Added to that defensive toughness is the very under-looked fact that Stephen Curry adores Jackson. In today’s NBA, you can bet David Lee’s hip that’s important. If you’re unsure, ask Byron Scott.
Since being snubbed from the Western Conference All-Star team, Curry averaged 26 points and seven and a half assists per game. The only other player to put up at least 25 and seven in those categories during that stretch? The NBA’s four-time Most Valuable Player, LeBron James.
Set aside the numbers for a moment, and Stephen Curry is still the perfect player for this fan base. He’s the guy they’ve deserved for years now. Not only is he the best offensive point guard in the NBA, he plays with a certain flair that the fans feed off of. It’s something you can’t teach or acquire. You either have it or you don’t. His signature face, along with the childish-looking stomping, during his 54-point outburst in Madison Square Garden earlier this year has been a signature video for his team during these playoffs. And you know what? It’s the perfect depiction of what this fan base has been craving. They finally have a player who gives them the sense that he cares as much as they do, and when a player and a fan base connect like that, they’re in for something special.
His sensational passing, along with his exhilarating 25-foot three-pointers, is the foundation for a star in the making, and no one deserves it more than the true Golden State Warriors fan. This time, let’s just hope it lasts.
Can the Warriors give San Antonio a run for their money?

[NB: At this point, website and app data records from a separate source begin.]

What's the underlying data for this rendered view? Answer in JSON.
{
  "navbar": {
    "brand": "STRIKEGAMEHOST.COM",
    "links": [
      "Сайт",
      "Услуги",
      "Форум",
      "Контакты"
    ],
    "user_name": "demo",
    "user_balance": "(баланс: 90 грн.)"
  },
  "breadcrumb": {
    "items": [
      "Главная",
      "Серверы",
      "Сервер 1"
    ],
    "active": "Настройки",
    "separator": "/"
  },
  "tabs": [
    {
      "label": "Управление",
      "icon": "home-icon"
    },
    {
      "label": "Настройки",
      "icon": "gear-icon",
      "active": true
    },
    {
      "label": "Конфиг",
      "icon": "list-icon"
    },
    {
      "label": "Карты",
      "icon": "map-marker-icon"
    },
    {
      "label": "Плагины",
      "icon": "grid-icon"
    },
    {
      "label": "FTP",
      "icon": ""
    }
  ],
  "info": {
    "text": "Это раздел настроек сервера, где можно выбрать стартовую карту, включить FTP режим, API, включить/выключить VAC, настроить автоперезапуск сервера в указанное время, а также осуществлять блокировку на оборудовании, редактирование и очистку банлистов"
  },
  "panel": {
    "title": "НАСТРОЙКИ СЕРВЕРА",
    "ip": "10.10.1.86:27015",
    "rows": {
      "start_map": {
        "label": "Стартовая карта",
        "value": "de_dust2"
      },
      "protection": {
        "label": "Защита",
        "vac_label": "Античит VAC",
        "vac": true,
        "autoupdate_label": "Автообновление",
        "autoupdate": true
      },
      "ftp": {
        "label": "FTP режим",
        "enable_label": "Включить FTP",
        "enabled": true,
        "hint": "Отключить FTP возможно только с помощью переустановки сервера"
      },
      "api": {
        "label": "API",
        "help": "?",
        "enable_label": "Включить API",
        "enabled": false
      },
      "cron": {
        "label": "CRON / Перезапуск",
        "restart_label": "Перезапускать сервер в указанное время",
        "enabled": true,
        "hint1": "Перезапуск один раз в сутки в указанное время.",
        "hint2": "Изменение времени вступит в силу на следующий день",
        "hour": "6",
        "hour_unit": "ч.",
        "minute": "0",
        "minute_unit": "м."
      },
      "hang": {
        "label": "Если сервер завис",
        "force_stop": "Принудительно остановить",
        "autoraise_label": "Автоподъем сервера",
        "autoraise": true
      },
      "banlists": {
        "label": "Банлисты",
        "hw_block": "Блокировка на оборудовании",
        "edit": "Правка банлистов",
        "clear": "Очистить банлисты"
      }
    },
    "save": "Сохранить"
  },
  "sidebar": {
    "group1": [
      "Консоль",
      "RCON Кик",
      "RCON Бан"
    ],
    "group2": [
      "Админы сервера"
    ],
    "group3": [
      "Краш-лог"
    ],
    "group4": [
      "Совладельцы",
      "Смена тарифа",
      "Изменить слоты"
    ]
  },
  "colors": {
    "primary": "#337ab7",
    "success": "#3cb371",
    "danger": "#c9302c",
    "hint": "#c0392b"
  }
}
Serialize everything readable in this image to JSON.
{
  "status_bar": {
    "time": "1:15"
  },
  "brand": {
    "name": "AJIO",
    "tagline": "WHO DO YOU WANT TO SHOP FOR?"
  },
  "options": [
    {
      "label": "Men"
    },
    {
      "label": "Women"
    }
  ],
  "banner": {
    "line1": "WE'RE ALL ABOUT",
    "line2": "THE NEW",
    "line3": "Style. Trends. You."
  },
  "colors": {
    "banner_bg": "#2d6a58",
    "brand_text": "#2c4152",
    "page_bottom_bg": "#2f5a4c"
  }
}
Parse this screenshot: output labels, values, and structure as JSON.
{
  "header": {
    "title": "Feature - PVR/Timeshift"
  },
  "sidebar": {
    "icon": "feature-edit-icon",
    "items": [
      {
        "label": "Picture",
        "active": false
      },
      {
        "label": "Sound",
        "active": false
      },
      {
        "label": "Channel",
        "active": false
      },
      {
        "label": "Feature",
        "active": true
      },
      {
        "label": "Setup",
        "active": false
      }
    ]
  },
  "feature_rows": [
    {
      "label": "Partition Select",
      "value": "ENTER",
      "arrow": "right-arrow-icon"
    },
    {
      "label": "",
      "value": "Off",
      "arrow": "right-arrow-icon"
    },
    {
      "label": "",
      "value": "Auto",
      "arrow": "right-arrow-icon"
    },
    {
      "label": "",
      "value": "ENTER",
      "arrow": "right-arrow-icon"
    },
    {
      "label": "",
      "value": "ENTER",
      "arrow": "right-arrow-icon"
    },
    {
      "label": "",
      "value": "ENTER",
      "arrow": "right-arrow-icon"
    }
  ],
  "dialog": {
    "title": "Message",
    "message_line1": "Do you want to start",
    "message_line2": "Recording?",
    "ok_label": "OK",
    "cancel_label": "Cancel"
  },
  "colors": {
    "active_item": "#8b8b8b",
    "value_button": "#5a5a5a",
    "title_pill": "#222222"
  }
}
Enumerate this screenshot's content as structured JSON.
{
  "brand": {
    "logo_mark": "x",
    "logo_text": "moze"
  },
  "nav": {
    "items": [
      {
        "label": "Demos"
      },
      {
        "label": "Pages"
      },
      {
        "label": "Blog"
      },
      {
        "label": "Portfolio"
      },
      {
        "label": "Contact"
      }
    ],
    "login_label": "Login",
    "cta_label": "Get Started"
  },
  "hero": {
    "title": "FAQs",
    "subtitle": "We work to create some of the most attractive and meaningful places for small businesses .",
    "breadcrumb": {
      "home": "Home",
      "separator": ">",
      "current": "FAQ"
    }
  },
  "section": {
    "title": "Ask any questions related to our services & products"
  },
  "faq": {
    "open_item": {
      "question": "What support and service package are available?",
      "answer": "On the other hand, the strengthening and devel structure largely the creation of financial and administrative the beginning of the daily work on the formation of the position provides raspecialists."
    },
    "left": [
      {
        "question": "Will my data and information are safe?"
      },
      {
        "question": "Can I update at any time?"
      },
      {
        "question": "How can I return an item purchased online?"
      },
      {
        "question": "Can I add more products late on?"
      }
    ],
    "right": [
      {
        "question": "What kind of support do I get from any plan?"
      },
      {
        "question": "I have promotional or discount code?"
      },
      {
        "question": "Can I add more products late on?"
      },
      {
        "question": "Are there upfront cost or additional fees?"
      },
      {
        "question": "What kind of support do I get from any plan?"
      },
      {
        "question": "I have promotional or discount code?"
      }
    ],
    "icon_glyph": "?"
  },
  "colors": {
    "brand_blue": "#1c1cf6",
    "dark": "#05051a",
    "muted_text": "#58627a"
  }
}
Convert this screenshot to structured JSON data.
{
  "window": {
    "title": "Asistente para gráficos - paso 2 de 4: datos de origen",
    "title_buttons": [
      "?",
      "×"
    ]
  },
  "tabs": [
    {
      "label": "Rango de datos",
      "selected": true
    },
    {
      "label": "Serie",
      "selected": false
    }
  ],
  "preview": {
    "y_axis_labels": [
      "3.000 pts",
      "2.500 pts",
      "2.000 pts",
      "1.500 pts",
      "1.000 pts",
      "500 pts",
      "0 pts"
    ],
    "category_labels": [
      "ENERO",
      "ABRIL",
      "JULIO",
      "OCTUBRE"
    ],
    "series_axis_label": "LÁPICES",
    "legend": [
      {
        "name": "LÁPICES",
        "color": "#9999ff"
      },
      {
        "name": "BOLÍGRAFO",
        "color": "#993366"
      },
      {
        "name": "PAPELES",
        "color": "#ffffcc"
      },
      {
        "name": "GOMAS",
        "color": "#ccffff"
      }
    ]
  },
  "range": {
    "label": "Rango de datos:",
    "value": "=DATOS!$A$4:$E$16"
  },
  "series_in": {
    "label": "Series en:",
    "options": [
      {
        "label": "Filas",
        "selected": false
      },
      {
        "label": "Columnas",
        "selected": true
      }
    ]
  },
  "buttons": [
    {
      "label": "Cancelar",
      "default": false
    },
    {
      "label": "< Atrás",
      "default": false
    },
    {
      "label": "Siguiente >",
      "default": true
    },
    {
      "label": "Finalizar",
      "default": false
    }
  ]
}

Follow Bryan on Twitter at @BryanConfer.
Follow Dime on Twitter at @DimeMag.
Become a fan of Dime Magazine on Facebook HERE.